WARREN, Ohio (WKBN) – Trumbull County Assistant Prosecutor Chris Becker represented the Trumbull County Prosecutor’s Office and Trumbull County Prosecutor Dennis Watkins in Columbus Wednesday when he testified before a committee about keeping Ohio’s death penalty.

Becker testified against House Bill 183, which would abolish Ohio’s death penalty.

In his prepared statement, Becker cites what he calls past failures of the Ohio legislature when it rolled back penalties for criminals in the state, most recently Senate Bill 256, which banned life without parole for juveniles, including the most violent among them.

“The Ohio legislature saw fit to not only give convicted child murderers a break by removing the discretion of judges, juries and prosecutors in the State of Ohio in sentencing juvenile murderers to life in prison without the possibility of parole but to retrospectively and against the hard work of juries, judges and prosecutors and retroactively allow parole for the worst juvenile murderers around the state,” Becker wrote.

Becker also cited past sentencing guidelines that have reduced sentences by months and years for many convicted felons.

“The Ohio legislature has consistently over the last 30 years eroded and shrunk penalties for the worst of worst offenders in this state,” he wrote.

In his statement against HB 183, Becker writes that the legislation to abolish the death penalty is “unneeded and unwanted by the people of the State of Ohio.”

He said the record number of murders happening in the state, pointing to Columbus and Warren which saw a record number of homicides in 2020, show that “stronger laws are needed not weaker ones.”

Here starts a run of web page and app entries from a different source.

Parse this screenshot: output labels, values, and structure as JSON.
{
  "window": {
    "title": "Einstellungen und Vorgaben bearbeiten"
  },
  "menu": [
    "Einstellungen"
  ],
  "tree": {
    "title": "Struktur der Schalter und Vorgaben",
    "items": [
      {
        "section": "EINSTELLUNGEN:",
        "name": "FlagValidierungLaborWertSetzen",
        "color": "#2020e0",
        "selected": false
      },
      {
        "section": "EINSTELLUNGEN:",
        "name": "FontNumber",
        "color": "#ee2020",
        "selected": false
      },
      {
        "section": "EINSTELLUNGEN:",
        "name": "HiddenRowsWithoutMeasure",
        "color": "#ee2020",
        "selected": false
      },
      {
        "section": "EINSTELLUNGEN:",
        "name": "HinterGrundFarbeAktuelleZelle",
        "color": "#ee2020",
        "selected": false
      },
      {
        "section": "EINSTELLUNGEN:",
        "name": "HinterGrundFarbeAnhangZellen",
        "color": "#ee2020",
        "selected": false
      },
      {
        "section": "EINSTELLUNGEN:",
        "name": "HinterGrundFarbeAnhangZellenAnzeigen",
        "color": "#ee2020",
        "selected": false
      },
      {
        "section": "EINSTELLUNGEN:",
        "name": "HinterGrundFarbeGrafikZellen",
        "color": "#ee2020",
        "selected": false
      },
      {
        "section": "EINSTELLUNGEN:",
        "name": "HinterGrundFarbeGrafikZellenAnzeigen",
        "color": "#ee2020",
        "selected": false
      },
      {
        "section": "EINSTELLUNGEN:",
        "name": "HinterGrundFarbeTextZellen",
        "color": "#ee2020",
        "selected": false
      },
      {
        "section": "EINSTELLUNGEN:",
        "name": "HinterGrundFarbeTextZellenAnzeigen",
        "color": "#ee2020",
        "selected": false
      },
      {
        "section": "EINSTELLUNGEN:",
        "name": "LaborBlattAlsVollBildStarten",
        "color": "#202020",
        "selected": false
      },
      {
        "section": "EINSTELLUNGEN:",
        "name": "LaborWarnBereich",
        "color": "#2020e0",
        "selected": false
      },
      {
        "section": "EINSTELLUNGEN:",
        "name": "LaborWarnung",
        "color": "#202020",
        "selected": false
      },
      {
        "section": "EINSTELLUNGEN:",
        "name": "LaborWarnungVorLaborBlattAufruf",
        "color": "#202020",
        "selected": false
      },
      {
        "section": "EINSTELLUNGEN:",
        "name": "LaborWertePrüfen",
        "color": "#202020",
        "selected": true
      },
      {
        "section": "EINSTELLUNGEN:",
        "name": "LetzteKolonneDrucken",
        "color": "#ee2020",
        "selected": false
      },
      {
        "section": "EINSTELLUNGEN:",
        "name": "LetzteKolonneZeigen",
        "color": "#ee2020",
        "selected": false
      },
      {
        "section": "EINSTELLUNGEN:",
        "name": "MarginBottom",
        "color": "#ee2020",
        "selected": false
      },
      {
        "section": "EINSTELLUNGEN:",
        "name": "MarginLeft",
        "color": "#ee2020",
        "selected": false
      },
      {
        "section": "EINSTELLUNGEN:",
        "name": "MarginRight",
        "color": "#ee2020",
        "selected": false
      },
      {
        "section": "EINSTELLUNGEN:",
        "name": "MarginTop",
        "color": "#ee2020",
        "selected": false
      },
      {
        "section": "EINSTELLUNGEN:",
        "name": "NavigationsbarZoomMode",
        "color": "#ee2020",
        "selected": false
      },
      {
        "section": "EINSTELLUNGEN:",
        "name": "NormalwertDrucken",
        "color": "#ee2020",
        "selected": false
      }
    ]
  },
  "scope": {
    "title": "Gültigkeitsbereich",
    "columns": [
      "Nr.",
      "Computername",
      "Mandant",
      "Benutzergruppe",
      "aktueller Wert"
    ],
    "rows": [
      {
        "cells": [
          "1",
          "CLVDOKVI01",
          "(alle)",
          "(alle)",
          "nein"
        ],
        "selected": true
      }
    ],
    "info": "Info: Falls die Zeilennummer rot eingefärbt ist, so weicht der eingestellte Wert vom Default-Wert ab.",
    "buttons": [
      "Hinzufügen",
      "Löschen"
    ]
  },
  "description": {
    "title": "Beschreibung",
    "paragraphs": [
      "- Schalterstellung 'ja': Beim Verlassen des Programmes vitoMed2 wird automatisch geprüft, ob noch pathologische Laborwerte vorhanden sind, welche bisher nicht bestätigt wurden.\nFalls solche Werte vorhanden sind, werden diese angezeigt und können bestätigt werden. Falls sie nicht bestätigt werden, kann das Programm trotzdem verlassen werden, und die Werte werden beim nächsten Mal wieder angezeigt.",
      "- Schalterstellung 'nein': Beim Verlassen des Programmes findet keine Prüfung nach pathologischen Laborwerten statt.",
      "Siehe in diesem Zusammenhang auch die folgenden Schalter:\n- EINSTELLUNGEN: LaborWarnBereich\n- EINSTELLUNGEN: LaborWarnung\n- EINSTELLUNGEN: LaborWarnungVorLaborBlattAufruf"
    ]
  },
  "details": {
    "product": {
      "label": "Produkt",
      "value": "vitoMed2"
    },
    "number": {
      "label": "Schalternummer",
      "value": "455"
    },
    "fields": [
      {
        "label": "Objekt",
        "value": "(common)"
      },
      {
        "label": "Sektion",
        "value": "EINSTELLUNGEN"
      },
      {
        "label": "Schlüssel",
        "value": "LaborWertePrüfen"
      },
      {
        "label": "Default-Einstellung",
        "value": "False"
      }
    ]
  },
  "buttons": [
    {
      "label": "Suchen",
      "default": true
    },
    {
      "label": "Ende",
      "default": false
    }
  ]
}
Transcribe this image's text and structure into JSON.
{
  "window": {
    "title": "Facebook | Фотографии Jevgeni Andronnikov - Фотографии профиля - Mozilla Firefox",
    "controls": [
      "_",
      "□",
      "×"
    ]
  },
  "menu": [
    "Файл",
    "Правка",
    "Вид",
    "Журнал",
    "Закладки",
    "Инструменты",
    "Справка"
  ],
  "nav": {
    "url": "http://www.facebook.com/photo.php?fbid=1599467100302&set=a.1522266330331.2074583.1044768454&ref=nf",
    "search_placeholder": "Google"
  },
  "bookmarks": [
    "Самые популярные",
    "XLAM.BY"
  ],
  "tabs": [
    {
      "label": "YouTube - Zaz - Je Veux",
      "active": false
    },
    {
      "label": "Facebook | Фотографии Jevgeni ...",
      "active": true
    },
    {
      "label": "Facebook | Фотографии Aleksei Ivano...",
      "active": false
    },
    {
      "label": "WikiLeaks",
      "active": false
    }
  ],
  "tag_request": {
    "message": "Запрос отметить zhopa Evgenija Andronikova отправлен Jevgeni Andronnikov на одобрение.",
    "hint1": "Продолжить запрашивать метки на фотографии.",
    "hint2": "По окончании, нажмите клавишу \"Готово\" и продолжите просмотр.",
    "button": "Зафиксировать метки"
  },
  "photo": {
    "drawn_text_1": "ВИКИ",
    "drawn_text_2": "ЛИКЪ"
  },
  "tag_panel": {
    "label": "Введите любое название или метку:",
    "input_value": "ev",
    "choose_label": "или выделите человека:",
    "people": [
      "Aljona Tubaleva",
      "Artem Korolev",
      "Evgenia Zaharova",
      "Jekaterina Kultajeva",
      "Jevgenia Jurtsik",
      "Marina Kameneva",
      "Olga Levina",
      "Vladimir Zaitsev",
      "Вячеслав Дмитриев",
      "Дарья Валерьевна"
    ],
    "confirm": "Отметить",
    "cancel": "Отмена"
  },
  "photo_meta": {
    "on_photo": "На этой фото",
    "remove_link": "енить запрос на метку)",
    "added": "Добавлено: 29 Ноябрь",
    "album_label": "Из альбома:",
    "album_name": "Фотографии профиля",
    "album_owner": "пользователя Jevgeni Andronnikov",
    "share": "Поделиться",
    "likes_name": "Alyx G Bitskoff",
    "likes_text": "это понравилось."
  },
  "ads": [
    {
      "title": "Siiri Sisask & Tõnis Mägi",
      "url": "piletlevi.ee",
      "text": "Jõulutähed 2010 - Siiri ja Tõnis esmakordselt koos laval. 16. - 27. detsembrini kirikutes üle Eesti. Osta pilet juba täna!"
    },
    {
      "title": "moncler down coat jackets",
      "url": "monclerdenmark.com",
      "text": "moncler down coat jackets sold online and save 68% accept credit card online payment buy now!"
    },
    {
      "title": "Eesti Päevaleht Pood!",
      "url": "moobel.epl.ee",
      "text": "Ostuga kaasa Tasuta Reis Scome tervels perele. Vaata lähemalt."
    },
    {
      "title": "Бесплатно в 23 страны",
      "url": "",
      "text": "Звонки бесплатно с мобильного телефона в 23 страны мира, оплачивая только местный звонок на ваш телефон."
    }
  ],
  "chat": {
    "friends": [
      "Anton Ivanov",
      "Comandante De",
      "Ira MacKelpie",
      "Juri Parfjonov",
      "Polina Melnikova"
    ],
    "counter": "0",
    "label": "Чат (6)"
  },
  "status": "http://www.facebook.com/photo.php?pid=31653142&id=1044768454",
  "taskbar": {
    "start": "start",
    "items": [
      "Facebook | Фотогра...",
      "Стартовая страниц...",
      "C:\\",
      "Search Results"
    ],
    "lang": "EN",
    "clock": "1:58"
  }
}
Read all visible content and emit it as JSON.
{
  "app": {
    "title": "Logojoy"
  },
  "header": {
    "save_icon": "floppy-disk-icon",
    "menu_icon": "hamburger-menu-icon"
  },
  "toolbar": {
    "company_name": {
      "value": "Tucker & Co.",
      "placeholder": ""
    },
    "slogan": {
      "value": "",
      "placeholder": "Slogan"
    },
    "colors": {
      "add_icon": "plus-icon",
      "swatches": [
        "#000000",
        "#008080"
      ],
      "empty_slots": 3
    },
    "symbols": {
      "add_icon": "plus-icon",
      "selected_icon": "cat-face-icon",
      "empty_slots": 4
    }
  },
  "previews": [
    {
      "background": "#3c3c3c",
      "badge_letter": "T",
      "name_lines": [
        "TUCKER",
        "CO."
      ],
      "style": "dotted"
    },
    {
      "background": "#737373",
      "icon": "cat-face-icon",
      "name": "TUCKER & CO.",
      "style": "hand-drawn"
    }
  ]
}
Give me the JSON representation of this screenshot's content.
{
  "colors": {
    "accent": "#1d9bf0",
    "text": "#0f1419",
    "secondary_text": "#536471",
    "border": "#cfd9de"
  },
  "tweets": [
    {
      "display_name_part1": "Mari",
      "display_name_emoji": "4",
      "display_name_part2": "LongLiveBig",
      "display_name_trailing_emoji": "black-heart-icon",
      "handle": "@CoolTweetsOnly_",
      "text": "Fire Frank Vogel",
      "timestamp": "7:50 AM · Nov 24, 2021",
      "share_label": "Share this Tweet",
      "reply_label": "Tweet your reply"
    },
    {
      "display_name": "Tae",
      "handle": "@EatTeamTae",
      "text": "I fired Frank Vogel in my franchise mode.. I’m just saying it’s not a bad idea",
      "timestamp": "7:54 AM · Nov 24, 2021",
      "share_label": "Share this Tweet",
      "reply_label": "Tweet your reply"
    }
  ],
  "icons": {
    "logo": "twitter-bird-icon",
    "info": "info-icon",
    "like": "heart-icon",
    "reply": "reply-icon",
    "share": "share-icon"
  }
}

Becker encouraged the committee to leave the decision on whether or not to keep the death penalty up to the voters instead of passing legislation.